For now, let's concentrate on building a simple, cheap, and useful compost container. To properly break down, composting matter needs the following: moisture, air, and time.

A full-enclosed container such as a plastic barrel or garbage bin will not work for composting as it does not allow enough air into the mix. So you end up with the stinky rotting stuff instead of the real compost. Compost has a somewhat pungent, but very earthy, healthy smell to it. Rotting stuff just makes you gag.

Moisture will come from water and from the items you ad to the compost pile. Kitchen scraps, grass clippings, weeds from your garden, etc. are all things you can ad to your compost pile. Everything from egg shells to uneaten vegetables to drainage from your cooking can be thrown on the pile.

Time, of course, is what it is. For a good sized compost pile to properly break down into useful soil mixture, it needs at least half a year, but a full year is generally better.

To build a good composting container, as I've shown above, all you'll need are:
  • four fence posts--any kind, so long as they're at least four feet tall: wood, metal, whatever.
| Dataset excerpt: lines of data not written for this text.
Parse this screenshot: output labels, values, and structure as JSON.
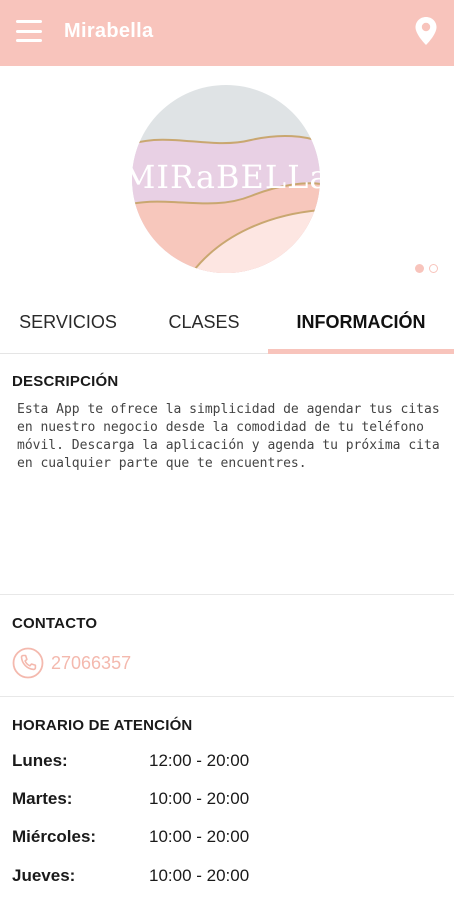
{
  "appbar": {
    "title": "Mirabella",
    "menu_icon": "menu-icon",
    "location_icon": "location-pin-icon",
    "background": "#f8c4bc"
  },
  "hero": {
    "logo_text": "MIRaBELLa",
    "carousel_total": 2,
    "carousel_active": 1
  },
  "tabs": [
    {
      "label": "SERVICIOS",
      "active": false
    },
    {
      "label": "CLASES",
      "active": false
    },
    {
      "label": "INFORMACIÓN",
      "active": true
    }
  ],
  "description": {
    "title": "DESCRIPCIÓN",
    "text": "Esta App te ofrece la simplicidad de agendar tus citas en nuestro negocio desde la comodidad de tu teléfono móvil. Descarga la aplicación y agenda tu próxima cita en cualquier parte que te encuentres."
  },
  "contact": {
    "title": "CONTACTO",
    "phone": "27066357",
    "phone_icon": "phone-icon"
  },
  "hours": {
    "title": "HORARIO DE ATENCIÓN",
    "rows": [
      {
        "day": "Lunes:",
        "time": "12:00 - 20:00"
      },
      {
        "day": "Martes:",
        "time": "10:00 - 20:00"
      },
      {
        "day": "Miércoles:",
        "time": "10:00 - 20:00"
      },
      {
        "day": "Jueves:",
        "time": "10:00 - 20:00"
      }
    ]
  },
  "colors": {
    "accent": "#f8c4bc",
    "phone_text": "#f4b9ae"
  }
}
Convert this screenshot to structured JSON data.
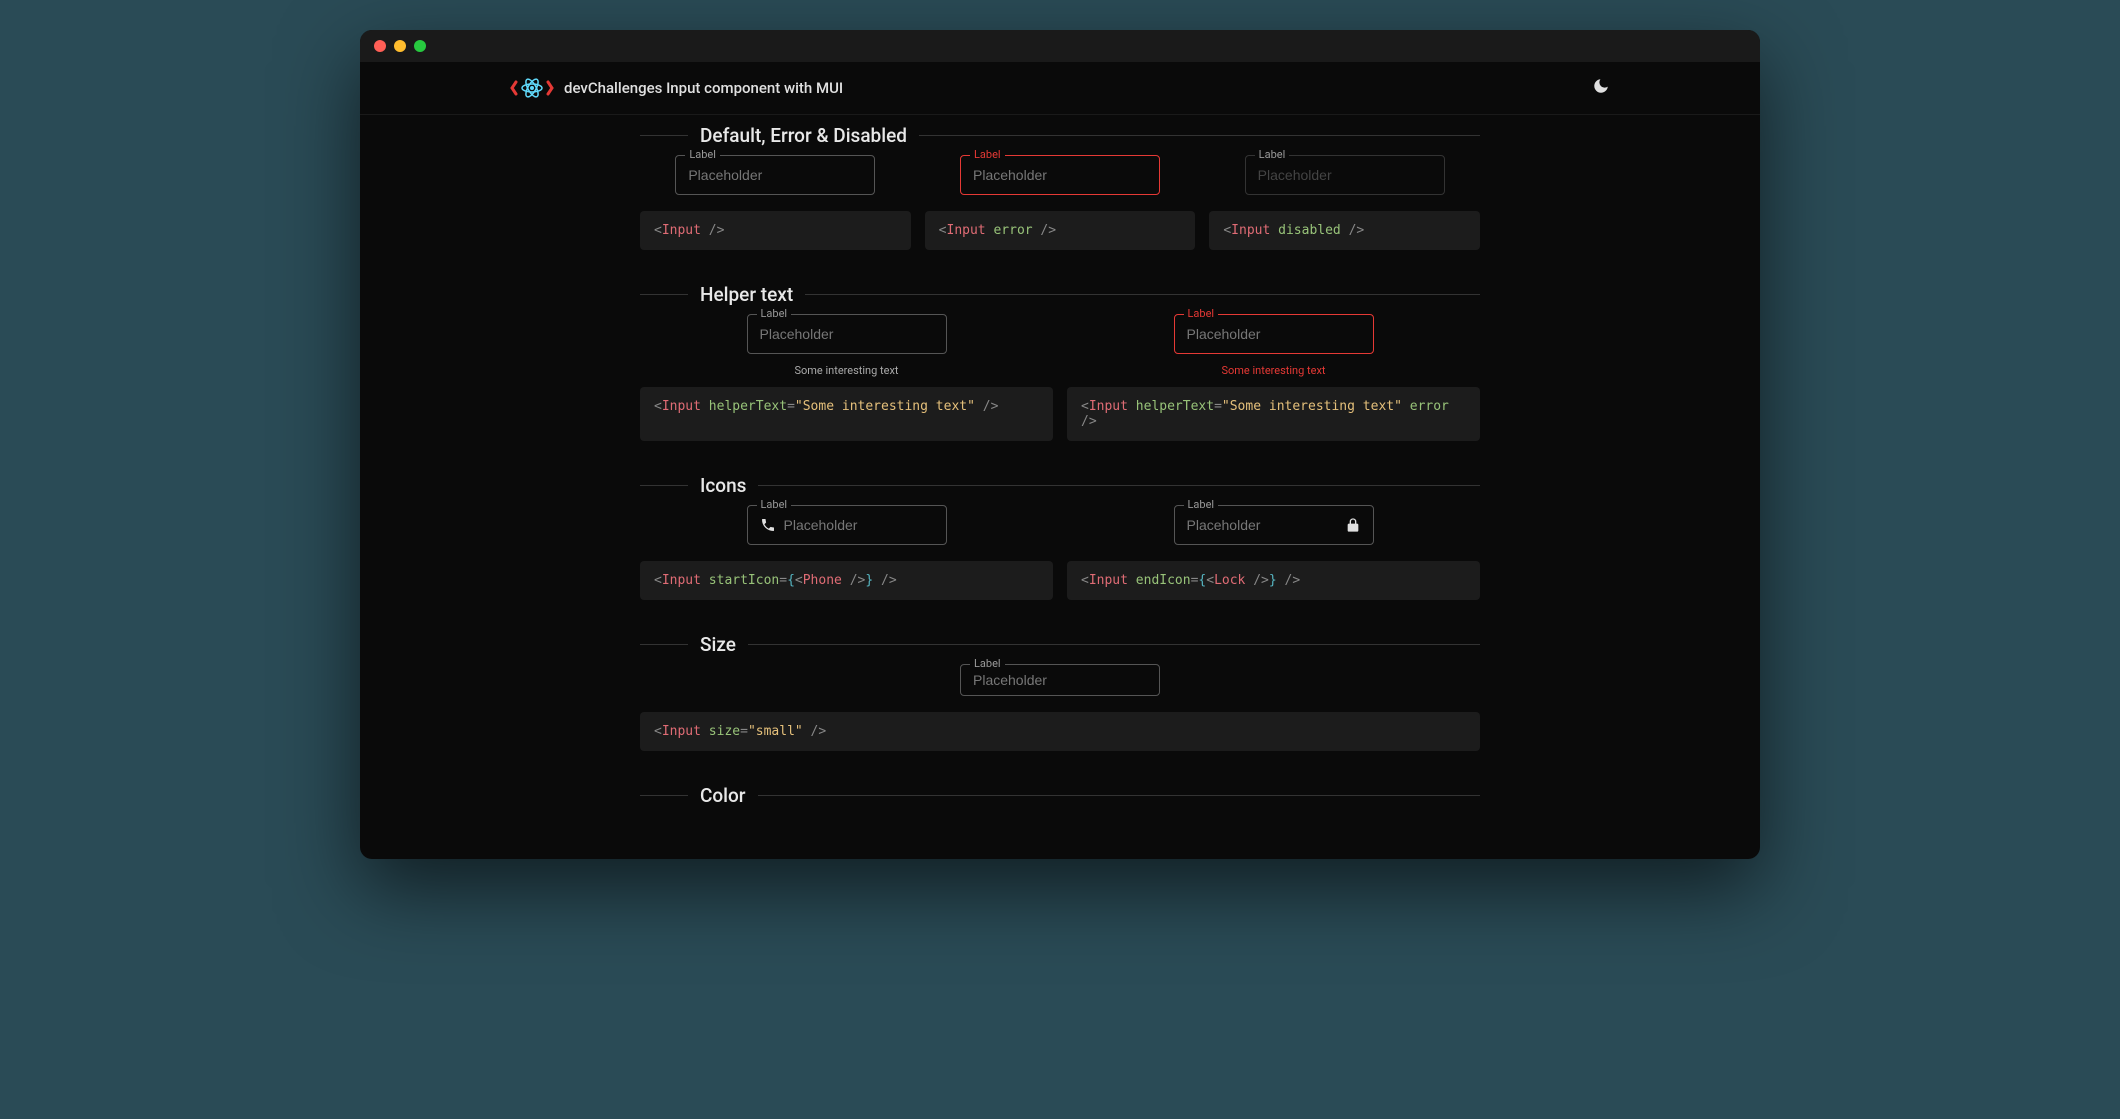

They need to be sturdy and you should be able to somehow attach wire fence to them (screws, wire ties, staples, etc.).
  • chicken/poultry wire or the equivalent. This needs to be of small mesh, so the openings can't be more than an inch square. Chicken/poultry wire is cheap and easy to come by, even used.
  • organic matter like scrap wood, downed tree limbs, etc. of at least 13 diameter to use as a base for your heap.

You'll also need simple tools like a way to cut the wire (tin snips, wire cutters, pliers), a way to drive the fence posts into the ground (sledgehammer, heavy hammer, post pounder, or whatever), and a way to break up the base materials for the bottom of the heap.